## What is expected
Search the material and gather each line with "button" in it.

## Data extracts

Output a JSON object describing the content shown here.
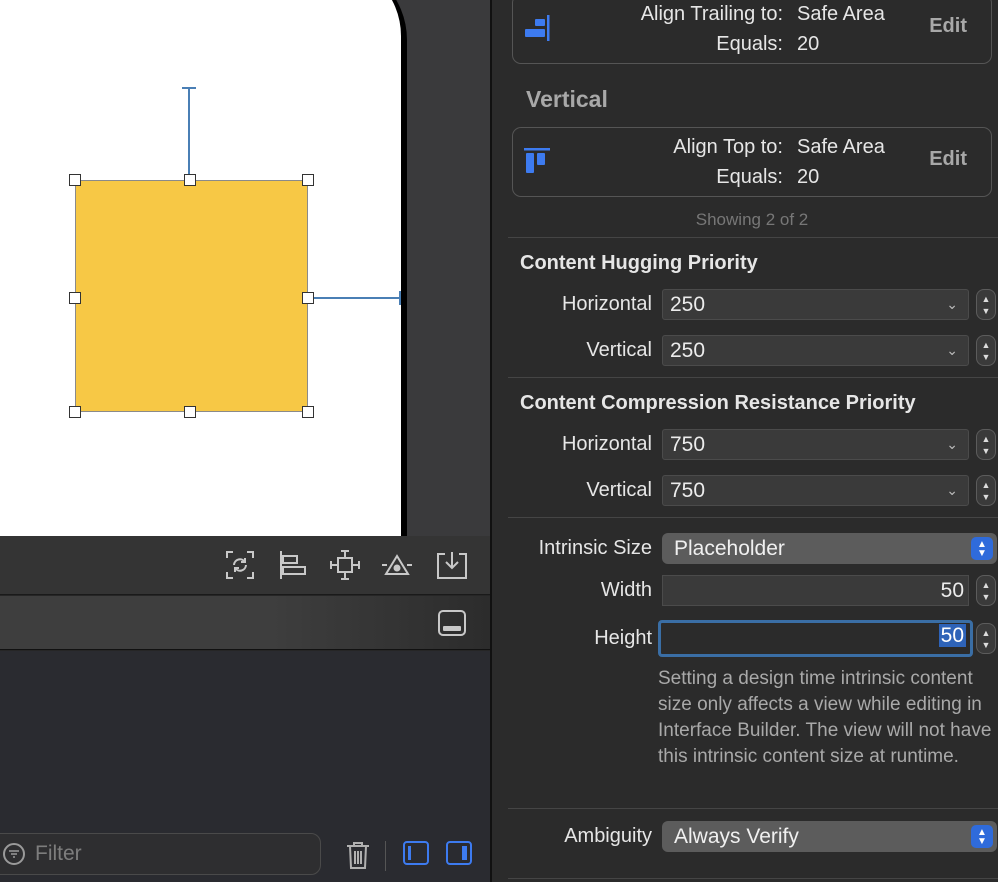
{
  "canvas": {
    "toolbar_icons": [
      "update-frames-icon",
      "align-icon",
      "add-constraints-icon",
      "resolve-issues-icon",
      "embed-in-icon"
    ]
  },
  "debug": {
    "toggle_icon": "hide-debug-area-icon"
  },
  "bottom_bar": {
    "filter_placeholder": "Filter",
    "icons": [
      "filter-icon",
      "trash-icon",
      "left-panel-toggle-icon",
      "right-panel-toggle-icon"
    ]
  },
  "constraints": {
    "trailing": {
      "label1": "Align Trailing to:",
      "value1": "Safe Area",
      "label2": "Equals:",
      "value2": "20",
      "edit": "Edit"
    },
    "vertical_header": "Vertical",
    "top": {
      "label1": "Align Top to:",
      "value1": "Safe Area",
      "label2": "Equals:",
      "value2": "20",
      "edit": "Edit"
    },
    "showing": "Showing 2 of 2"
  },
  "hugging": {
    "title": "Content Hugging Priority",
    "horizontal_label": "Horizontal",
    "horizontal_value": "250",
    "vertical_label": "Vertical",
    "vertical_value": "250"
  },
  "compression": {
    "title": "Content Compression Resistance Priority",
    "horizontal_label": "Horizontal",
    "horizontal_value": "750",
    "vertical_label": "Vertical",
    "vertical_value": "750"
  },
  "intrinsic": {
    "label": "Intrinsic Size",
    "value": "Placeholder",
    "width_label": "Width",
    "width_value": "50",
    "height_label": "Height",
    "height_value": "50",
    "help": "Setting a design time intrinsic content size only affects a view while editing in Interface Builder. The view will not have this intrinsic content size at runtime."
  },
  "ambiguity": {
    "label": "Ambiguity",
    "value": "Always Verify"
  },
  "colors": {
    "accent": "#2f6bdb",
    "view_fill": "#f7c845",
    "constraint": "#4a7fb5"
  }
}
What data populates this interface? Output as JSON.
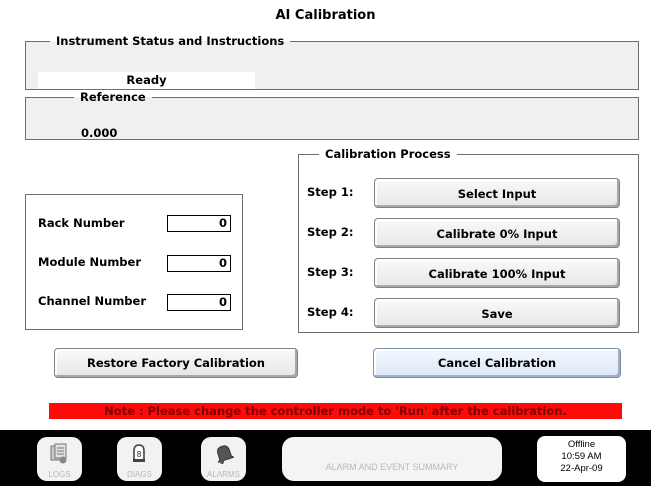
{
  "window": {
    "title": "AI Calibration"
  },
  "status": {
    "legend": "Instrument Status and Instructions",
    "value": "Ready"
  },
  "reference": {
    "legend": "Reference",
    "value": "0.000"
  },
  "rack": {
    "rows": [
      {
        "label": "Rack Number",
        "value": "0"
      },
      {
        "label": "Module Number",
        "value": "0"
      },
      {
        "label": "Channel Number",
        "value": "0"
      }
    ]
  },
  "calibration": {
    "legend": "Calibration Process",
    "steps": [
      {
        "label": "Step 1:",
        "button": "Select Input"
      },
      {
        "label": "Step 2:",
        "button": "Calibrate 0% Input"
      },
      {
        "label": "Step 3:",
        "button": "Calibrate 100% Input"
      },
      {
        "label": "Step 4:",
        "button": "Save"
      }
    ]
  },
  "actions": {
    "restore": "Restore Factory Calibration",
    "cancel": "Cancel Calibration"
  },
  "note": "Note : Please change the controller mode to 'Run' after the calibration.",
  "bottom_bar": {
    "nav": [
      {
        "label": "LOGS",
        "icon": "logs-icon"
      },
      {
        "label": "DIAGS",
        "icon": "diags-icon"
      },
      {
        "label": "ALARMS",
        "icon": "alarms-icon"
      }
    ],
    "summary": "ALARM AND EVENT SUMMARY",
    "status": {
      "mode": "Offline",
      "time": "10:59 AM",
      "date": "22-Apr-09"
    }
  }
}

## Response box
        "button": "Select Input"
        "button": "Calibrate 0% Input"
        "button": "Calibrate 100% Input"
        "button": "Save"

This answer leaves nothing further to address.